Recorded data:
--- START ---

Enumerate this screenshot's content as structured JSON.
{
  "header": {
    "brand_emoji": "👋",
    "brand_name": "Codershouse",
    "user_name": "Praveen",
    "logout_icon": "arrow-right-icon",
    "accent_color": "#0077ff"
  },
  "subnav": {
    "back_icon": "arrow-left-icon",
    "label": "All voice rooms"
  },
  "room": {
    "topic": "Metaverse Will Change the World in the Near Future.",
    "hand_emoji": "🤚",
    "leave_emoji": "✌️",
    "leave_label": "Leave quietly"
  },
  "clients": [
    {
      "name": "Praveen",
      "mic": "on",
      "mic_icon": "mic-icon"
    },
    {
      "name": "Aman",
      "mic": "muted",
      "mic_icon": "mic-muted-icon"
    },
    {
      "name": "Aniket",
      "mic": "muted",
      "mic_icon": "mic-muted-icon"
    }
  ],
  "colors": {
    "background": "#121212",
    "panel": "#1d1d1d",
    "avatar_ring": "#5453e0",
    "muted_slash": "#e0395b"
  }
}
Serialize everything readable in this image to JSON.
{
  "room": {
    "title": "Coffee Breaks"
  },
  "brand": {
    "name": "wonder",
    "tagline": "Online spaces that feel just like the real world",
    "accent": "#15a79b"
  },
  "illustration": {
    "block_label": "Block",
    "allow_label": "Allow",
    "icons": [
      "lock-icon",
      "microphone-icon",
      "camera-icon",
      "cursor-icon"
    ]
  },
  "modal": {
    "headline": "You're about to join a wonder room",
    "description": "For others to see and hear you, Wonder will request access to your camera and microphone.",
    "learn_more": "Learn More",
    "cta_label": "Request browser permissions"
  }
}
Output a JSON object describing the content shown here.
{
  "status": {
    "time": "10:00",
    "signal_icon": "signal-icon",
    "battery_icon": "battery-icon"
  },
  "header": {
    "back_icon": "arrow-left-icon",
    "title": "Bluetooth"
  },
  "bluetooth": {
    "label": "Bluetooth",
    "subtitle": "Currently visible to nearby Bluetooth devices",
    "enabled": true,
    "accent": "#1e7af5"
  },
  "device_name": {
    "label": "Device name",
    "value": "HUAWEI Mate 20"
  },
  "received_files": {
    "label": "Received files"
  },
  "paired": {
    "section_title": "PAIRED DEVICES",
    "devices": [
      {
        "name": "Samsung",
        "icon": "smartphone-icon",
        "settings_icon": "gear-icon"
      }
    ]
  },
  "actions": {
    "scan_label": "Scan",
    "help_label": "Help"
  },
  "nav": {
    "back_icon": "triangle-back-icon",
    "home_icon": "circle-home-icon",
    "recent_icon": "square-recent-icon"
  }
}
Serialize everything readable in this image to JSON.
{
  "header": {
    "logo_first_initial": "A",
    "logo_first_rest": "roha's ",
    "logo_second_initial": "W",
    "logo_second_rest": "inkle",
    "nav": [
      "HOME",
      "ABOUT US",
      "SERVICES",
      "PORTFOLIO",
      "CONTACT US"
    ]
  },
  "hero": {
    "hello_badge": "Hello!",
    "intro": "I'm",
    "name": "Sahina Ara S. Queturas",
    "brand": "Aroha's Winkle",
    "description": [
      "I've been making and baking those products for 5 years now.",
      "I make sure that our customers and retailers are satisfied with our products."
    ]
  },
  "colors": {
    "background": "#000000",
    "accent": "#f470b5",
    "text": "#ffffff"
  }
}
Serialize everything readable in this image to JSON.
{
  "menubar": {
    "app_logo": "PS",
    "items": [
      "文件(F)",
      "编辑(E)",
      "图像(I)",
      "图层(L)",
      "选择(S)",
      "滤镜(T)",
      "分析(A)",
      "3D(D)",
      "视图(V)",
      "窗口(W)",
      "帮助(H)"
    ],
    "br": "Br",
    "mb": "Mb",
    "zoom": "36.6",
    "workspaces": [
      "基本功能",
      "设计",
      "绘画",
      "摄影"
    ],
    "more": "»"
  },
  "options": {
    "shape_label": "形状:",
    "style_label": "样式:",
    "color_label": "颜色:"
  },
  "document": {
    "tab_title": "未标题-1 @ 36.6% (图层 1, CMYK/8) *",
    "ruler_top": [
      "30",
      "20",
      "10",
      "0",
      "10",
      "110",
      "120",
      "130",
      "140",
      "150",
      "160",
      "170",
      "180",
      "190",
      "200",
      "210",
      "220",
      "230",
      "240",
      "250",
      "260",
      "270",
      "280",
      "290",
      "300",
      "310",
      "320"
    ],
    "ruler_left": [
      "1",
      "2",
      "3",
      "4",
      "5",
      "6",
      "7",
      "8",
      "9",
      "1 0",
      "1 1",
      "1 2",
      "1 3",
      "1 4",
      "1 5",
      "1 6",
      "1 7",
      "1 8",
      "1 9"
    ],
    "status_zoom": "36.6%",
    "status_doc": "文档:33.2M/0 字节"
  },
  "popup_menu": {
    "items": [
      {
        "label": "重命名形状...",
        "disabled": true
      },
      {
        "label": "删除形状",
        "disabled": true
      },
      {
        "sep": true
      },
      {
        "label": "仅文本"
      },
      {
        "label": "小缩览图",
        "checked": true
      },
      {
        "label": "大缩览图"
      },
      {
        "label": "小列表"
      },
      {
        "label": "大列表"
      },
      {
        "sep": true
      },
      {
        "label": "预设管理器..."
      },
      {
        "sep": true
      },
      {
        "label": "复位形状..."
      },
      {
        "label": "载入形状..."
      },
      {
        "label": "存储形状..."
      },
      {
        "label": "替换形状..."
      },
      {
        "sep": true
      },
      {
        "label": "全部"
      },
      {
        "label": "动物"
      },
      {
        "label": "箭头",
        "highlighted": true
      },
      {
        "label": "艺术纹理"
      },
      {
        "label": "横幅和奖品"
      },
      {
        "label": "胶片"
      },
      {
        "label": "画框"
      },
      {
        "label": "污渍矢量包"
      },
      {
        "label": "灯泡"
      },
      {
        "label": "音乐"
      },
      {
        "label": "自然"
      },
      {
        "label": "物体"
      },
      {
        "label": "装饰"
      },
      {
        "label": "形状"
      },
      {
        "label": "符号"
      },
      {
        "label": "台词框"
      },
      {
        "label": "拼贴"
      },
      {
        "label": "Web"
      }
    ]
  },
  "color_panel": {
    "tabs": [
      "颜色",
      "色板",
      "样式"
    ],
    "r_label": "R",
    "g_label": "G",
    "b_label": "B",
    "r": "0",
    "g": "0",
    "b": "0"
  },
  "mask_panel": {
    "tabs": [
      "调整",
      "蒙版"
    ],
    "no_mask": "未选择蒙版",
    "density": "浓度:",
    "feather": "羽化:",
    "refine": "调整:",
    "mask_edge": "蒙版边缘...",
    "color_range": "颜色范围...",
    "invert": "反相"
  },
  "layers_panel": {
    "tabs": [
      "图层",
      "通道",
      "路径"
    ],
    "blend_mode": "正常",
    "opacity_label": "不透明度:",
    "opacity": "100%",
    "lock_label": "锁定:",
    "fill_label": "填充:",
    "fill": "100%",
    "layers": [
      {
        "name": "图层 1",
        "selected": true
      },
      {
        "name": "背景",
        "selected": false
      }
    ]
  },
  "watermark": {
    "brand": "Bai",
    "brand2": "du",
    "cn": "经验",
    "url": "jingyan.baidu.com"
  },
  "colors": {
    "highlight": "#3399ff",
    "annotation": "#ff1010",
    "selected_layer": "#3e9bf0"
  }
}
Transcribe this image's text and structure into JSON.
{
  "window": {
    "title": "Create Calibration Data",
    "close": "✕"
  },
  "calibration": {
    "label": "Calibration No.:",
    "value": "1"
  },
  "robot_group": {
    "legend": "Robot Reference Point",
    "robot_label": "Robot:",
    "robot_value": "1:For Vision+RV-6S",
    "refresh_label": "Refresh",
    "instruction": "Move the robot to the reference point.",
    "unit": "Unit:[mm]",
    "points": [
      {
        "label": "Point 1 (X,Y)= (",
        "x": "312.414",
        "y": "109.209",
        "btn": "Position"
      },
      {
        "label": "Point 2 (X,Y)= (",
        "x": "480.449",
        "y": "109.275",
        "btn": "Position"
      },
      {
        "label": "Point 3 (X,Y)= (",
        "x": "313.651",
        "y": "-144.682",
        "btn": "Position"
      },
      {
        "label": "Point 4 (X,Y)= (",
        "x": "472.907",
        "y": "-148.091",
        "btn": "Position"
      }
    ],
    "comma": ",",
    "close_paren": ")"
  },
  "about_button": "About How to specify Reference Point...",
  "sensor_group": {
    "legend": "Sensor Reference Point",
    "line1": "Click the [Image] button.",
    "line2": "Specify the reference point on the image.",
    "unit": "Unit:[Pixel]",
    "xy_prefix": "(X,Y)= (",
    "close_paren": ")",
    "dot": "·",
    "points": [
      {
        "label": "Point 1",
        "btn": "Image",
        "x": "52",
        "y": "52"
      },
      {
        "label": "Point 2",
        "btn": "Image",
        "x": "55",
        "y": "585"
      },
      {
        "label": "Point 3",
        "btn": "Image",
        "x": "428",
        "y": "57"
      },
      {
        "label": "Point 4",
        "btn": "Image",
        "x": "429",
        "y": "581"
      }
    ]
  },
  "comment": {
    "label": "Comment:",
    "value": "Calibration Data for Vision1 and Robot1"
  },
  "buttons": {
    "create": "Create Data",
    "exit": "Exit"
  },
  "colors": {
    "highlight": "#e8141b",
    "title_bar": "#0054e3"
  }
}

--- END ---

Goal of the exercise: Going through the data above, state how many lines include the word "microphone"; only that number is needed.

Response: 2